In bad weather, driving a truck becomes even more difficult. Rain and other adverse weather conditions such as snow and fog have a direct impact on road conditions which, in turn, affect how you drive.
- Increase the safety distance. Rain and snow cause tyres to lose grip, so increasing your safety distance is key should an unforeseen event occur.
- Watch out for the first drops. The danger starts as soon as the first drops fall, as they mix with the materials and substances that impregnate the surface, creating a highly slippery film. Doubling the braking distance will help to ensure safety.
- Foresee. Don’t let your guard down at any time, especially in adverse weather conditions. Observe your surroundings carefully, looking as far in front as possible to increase your field of vision, which allows you to “see without looking”, which is typical of peripheral vision.
- Check the weather forecast. Before setting off on your journey, you must check the forecast to avoid surprises at the wheel and to be able to adapt your driving to the weather conditions.
- Prepare your cab. Driving in total comfort is more important than we think. Maintaining a temperature between 20°C and 22°C inside the cab is ideal, in summer and winter alike. Higher temperatures can cause drowsiness and fatigue, reducing the ability to react.
- Slow down. You need to adapt speed to the level of visibility at any given moment, and to maintain a speed that allows the vehicle to stop in the event of a rear-end collision or other unexpected situation.
- Use high gears to prevent skidding. When driving up hills or around corners, use high gears to control the truck at all times and to prevent wheelspin and loss of vehicle control. It is also important to change gear smoothly.
- Turn the lights on in heavy rain. If it is pouring rain or the area you are driving in is cloudy, we highly recommend turning on your lights to improve visibility.
These recommendations are key to preventing aquaplaning, a phenomenon that occurs when the tyre does not adhere to the road due to rain, causing the wheels to float and possibly losing control of the vehicle.
Should this happen, the DGT recommends holding the steering wheel firmly, not braking hard and correcting the trajectory gently when grip is regained.

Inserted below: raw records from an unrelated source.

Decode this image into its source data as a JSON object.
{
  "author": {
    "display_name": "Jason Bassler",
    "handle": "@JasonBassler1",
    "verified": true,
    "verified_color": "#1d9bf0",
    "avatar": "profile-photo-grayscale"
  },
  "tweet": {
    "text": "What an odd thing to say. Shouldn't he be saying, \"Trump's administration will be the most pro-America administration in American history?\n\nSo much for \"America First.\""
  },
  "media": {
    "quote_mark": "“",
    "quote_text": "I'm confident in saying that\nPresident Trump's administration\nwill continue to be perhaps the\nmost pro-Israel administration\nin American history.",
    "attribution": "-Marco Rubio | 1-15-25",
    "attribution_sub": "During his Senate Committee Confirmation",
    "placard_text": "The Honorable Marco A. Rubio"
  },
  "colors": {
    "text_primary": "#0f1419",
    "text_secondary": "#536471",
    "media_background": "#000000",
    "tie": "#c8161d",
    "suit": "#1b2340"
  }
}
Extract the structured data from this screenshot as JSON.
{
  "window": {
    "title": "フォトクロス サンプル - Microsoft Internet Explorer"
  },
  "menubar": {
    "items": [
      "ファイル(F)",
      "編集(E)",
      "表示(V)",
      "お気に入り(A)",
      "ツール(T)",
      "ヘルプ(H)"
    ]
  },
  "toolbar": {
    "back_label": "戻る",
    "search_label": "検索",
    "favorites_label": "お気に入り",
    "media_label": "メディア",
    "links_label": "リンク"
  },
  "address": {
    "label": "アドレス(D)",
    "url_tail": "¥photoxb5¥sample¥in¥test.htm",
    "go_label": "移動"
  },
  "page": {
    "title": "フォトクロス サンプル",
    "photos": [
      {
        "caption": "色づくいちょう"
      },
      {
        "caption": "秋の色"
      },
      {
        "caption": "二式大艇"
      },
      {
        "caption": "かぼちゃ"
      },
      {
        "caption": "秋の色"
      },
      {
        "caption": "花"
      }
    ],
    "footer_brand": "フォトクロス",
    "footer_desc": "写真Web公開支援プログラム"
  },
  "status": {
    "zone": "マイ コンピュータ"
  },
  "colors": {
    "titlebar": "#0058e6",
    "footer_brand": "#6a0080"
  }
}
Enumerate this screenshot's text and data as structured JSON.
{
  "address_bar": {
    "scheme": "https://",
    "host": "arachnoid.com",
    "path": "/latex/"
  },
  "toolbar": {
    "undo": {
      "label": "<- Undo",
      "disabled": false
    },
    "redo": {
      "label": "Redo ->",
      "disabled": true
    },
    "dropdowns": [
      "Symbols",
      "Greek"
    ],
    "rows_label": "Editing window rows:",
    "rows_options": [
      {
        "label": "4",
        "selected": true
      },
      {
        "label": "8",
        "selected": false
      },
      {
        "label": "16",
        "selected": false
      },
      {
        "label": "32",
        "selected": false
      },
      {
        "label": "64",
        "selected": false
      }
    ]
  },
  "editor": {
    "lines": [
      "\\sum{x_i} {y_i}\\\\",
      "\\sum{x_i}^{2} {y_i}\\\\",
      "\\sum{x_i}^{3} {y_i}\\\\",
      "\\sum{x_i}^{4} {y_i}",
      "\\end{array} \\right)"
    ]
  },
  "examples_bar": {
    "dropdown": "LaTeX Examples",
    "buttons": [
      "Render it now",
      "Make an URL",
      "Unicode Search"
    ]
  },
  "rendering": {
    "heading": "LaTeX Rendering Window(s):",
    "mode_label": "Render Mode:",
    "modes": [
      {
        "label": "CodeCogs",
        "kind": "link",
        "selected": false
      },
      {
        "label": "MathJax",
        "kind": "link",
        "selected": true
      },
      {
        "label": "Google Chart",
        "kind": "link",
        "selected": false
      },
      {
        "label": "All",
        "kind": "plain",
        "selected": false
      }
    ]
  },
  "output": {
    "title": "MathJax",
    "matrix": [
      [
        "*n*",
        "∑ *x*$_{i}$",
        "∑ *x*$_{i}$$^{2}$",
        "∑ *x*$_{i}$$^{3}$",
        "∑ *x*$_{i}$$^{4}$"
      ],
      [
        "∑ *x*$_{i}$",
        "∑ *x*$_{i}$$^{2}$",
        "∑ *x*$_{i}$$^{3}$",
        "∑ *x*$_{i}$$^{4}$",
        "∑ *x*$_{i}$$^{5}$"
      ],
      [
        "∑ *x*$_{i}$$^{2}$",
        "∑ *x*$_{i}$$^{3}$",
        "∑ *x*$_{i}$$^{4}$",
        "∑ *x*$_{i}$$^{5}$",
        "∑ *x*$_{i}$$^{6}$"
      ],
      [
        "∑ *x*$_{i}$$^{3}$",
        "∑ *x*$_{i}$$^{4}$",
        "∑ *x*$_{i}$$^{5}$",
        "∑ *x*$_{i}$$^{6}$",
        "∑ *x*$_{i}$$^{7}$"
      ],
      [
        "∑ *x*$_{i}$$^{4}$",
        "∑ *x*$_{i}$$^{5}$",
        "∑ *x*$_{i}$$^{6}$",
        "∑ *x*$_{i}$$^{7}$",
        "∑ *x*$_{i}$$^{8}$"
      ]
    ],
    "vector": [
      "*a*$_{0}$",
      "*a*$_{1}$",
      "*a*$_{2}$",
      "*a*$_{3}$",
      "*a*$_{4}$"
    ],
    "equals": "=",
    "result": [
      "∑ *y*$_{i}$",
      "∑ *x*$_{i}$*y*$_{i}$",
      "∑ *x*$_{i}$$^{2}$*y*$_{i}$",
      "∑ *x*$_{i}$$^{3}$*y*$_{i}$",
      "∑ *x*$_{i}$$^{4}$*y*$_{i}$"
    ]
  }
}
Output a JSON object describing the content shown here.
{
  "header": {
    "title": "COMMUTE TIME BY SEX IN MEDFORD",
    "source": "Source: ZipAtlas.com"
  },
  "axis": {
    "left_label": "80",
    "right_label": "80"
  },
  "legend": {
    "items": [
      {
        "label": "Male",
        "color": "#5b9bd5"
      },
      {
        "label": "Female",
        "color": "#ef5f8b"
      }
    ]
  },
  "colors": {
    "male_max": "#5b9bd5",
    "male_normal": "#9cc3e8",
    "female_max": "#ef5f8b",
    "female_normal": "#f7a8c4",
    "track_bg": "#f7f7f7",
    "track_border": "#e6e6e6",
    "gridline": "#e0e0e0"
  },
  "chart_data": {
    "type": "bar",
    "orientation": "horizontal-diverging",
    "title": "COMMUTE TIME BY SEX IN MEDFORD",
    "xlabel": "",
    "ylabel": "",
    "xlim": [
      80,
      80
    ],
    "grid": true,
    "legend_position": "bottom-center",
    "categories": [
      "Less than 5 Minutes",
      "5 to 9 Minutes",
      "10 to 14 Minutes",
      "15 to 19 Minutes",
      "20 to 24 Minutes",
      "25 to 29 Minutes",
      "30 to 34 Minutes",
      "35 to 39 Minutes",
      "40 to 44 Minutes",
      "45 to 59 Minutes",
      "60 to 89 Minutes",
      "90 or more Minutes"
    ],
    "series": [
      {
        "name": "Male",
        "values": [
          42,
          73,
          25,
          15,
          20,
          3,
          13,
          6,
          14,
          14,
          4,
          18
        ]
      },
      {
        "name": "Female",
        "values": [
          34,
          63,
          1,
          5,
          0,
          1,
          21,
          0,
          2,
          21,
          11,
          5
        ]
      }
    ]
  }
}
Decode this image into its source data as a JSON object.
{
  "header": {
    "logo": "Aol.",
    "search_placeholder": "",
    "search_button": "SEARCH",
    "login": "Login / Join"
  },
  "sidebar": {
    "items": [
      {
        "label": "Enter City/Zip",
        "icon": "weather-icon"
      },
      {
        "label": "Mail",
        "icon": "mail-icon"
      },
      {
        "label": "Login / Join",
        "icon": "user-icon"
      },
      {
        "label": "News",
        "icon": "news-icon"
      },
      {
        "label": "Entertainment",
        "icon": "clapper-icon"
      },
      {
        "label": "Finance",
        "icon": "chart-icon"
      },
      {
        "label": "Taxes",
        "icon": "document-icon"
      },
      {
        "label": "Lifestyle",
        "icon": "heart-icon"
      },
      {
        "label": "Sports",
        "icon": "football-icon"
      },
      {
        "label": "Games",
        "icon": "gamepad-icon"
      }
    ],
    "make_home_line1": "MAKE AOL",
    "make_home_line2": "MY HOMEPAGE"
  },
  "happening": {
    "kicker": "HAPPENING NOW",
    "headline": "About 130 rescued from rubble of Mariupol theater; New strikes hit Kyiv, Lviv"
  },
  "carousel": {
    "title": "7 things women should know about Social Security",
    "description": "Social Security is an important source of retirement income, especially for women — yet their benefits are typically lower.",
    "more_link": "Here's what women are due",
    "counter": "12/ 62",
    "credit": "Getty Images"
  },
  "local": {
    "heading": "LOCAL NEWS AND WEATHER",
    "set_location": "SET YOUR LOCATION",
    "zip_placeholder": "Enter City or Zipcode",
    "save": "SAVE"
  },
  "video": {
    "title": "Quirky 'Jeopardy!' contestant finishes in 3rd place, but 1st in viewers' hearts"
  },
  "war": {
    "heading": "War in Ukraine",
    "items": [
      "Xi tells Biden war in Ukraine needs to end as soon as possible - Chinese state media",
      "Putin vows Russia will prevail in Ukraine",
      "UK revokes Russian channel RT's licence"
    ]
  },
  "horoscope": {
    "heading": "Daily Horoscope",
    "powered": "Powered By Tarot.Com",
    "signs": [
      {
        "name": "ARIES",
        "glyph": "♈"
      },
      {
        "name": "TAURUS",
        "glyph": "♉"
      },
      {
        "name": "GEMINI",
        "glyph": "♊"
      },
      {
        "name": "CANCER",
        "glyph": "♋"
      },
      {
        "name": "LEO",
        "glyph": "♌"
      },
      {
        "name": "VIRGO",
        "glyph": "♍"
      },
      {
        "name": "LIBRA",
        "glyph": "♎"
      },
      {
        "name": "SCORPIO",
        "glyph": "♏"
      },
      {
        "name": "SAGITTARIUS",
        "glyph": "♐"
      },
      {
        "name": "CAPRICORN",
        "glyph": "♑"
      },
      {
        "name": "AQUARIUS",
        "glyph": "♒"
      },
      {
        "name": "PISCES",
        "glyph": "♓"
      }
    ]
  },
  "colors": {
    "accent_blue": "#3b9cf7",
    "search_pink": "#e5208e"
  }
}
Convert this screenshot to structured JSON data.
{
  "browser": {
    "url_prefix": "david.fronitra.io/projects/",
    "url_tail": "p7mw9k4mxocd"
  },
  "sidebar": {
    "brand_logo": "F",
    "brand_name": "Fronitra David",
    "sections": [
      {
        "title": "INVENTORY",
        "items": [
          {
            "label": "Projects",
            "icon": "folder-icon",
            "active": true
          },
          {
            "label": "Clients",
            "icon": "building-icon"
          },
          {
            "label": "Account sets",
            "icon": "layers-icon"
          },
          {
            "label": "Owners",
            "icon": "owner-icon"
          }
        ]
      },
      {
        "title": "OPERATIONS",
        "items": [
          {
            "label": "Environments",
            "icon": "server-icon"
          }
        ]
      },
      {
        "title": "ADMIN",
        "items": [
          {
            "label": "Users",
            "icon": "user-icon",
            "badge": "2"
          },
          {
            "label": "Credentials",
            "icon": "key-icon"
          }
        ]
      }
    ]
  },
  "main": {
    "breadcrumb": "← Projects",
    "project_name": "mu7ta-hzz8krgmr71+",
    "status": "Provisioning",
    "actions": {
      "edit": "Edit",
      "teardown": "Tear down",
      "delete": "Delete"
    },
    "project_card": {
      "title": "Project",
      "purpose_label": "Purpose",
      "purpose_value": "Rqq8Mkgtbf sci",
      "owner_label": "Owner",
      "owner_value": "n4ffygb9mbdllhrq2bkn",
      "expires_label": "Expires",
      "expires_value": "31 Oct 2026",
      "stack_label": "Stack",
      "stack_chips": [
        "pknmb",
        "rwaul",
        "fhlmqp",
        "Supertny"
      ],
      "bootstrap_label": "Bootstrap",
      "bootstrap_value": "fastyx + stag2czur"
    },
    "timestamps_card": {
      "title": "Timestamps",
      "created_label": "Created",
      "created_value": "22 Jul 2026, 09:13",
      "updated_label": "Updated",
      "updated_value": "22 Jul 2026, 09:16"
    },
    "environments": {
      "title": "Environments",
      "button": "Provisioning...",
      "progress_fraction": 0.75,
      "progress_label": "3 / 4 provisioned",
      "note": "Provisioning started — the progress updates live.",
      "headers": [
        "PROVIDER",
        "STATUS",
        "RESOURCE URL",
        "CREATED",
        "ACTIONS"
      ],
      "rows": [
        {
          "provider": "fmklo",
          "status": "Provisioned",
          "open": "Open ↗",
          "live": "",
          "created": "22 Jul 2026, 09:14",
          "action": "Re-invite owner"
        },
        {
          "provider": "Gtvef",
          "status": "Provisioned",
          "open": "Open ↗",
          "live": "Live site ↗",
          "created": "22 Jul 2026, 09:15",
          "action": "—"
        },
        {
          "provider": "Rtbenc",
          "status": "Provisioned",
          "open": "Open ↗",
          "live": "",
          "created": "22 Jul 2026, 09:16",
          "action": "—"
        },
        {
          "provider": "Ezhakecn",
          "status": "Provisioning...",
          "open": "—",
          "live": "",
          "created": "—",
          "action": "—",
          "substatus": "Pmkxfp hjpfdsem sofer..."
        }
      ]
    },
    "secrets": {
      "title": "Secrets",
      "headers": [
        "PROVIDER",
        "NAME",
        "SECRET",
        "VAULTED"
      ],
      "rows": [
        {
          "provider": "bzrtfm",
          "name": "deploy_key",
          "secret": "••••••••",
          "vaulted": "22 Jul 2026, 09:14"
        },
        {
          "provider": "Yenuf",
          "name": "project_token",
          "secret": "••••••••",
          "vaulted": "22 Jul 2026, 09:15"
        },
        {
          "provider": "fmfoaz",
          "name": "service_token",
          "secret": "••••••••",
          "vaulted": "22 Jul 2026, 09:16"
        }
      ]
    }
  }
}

At Andamur, we’re committed to the well-being and safety of professional hauliers. Following these tips is the key to driving more safely and avoiding danger while out on the road.
Look after yourself at the wheel!